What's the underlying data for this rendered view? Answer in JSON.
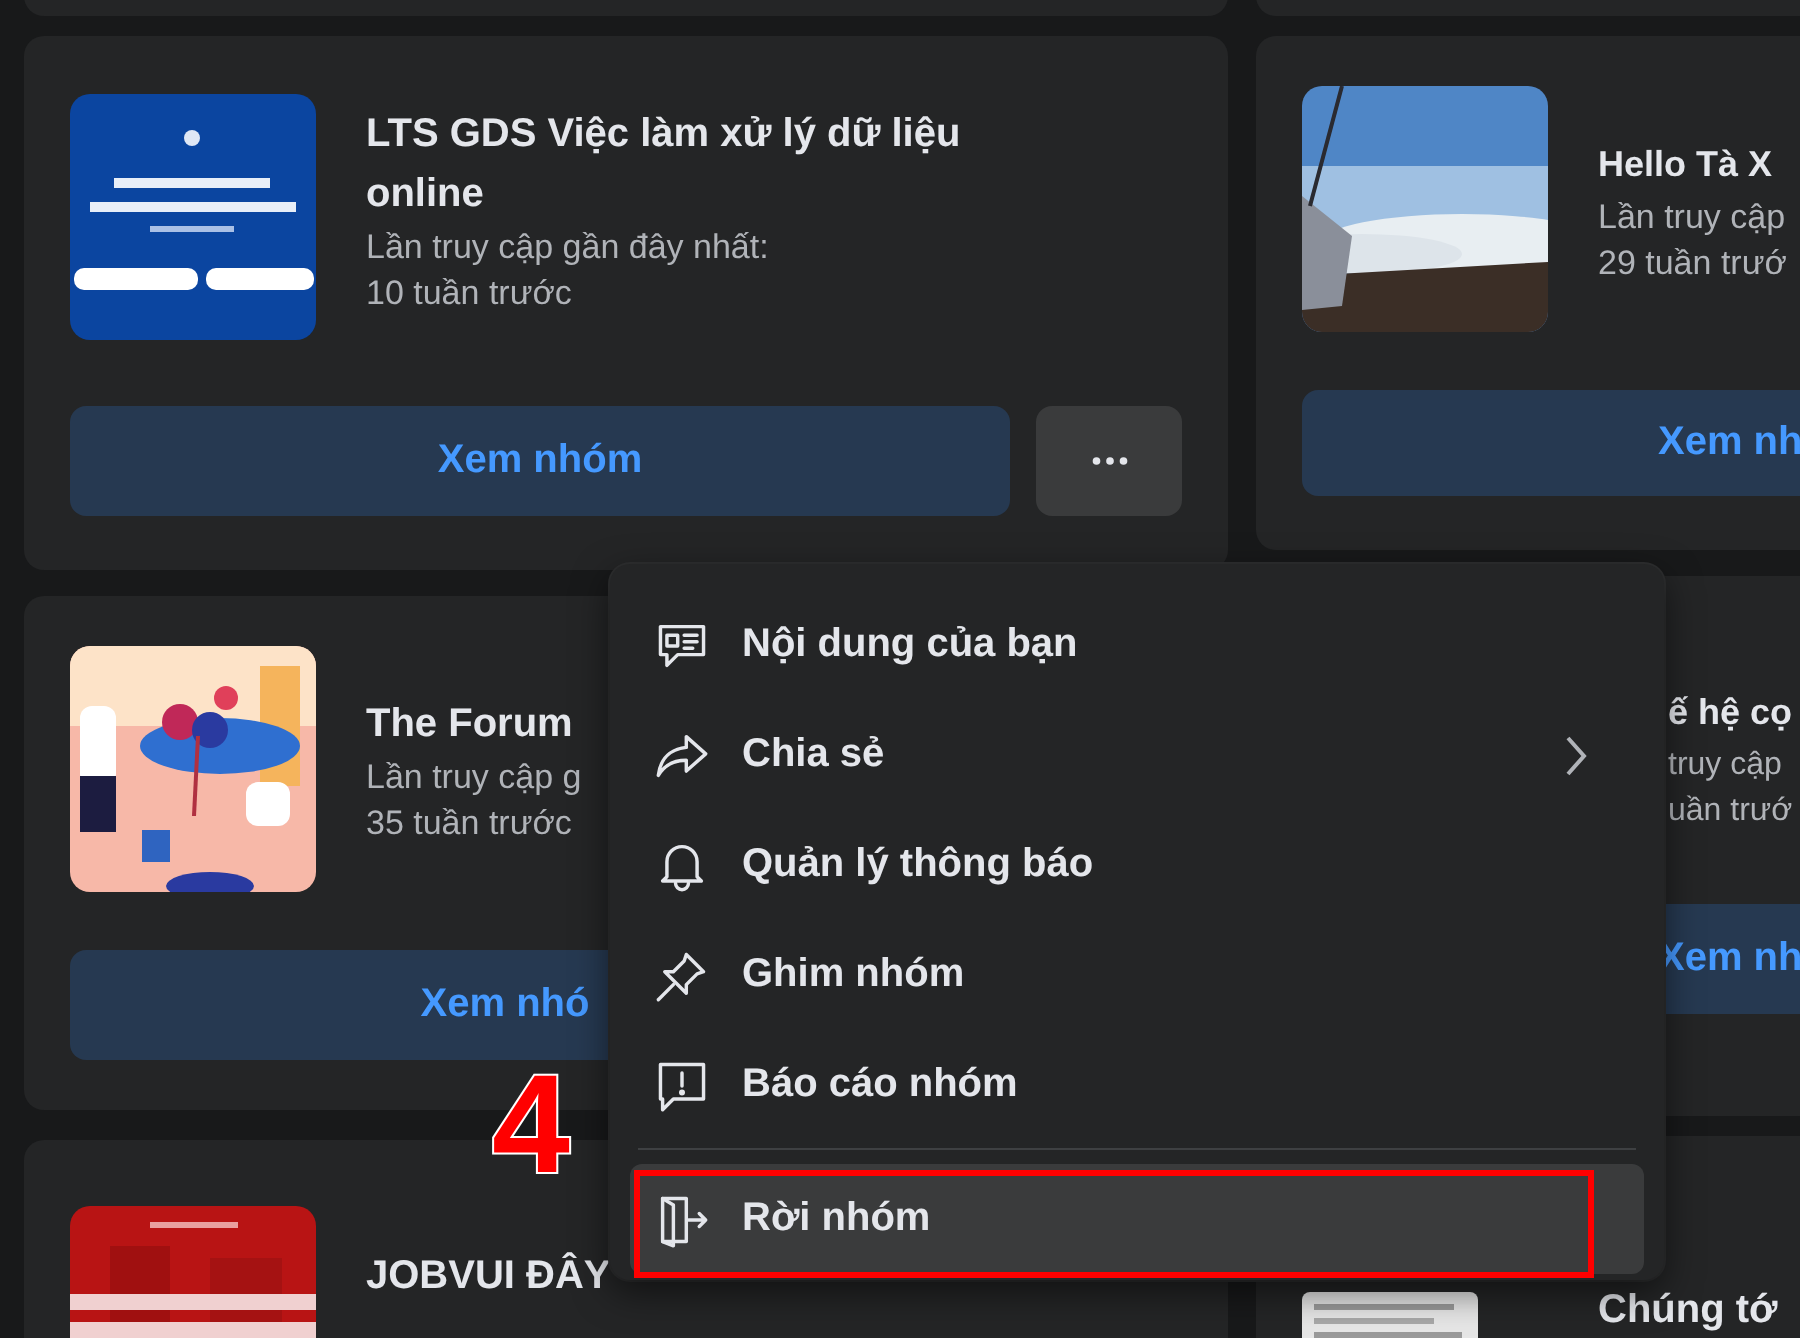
{
  "group_cards": [
    {
      "title": "LTS GDS Việc làm xử lý dữ liệu online",
      "visit_label": "Lần truy cập gần đây nhất:",
      "visit_time": "10 tuần trước",
      "button": "Xem nhóm"
    },
    {
      "title": "Hello Tà X",
      "visit_label": "Lần truy cập",
      "visit_time": "29 tuần trướ",
      "button": "Xem nh"
    },
    {
      "title": "The Forum",
      "visit_label": "Lần truy cập g",
      "visit_time": "35 tuần trước",
      "button": "Xem nhó"
    },
    {
      "title": "ế hệ cọ",
      "visit_label": "truy cập",
      "visit_time": "uần trướ",
      "button": "Xem nh"
    },
    {
      "title": "JOBVUI ĐÂY"
    },
    {
      "title": "Chúng tớ"
    }
  ],
  "menu": {
    "items": [
      {
        "label": "Nội dung của bạn",
        "submenu": false,
        "highlighted": false
      },
      {
        "label": "Chia sẻ",
        "submenu": true,
        "highlighted": false
      },
      {
        "label": "Quản lý thông báo",
        "submenu": false,
        "highlighted": false
      },
      {
        "label": "Ghim nhóm",
        "submenu": false,
        "highlighted": false
      },
      {
        "label": "Báo cáo nhóm",
        "submenu": false,
        "highlighted": false
      },
      {
        "label": "Rời nhóm",
        "submenu": false,
        "highlighted": true
      }
    ]
  },
  "annotation": {
    "step": "4"
  }
}
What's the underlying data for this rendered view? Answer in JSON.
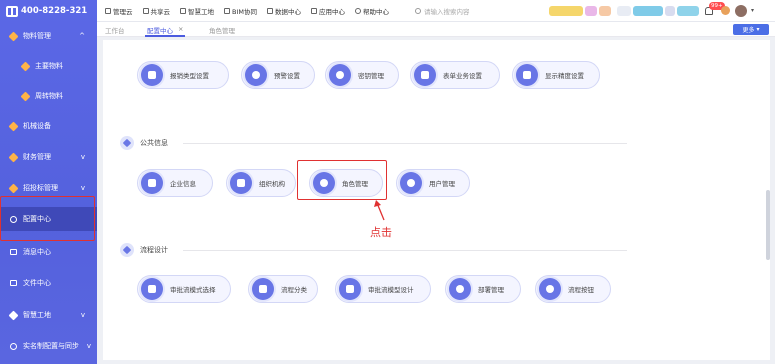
{
  "brand": {
    "phone": "400-8228-321"
  },
  "sidebar": {
    "items": [
      {
        "label": "物料管理",
        "chevron": "^"
      },
      {
        "label": "主要物料"
      },
      {
        "label": "周转物料"
      },
      {
        "label": "机械设备"
      },
      {
        "label": "财务管理",
        "chevron": "v"
      },
      {
        "label": "招投标管理",
        "chevron": "v"
      },
      {
        "label": "配置中心"
      },
      {
        "label": "消息中心"
      },
      {
        "label": "文件中心"
      },
      {
        "label": "智慧工地",
        "chevron": "v"
      },
      {
        "label": "实名制配置与同步",
        "chevron": "v"
      }
    ]
  },
  "topnav": {
    "items": [
      "管理云",
      "共享云",
      "智慧工地",
      "BIM协同",
      "数据中心",
      "应用中心",
      "帮助中心"
    ],
    "search_placeholder": "请输入搜索内容",
    "notification_badge": "99+"
  },
  "tabs": {
    "items": [
      "工作台",
      "配置中心",
      "角色管理"
    ],
    "close": "×",
    "more_label": "更多"
  },
  "sections": {
    "top_buttons": [
      "报销类型设置",
      "预警设置",
      "密钥管理",
      "表单业务设置",
      "显示精度设置"
    ],
    "public_info": {
      "title": "公共信息",
      "buttons": [
        "企业信息",
        "组织机构",
        "角色管理",
        "用户管理"
      ]
    },
    "workflow": {
      "title": "流程设计",
      "buttons": [
        "审批流模式选择",
        "流程分类",
        "审批流模型设计",
        "部署管理",
        "流程按钮"
      ]
    }
  },
  "annotation": {
    "click_label": "点击",
    "color": "#e03131"
  },
  "colors": {
    "sidebar": "#5b68e6",
    "accent": "#4b5bdf",
    "active_nav": "#3f49b8"
  }
}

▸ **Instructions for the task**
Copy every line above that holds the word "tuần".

▸ **Exercise response**
      "visit_time": "10 tuần trước",
      "visit_time": "29 tuần trướ",
      "visit_time": "35 tuần trước",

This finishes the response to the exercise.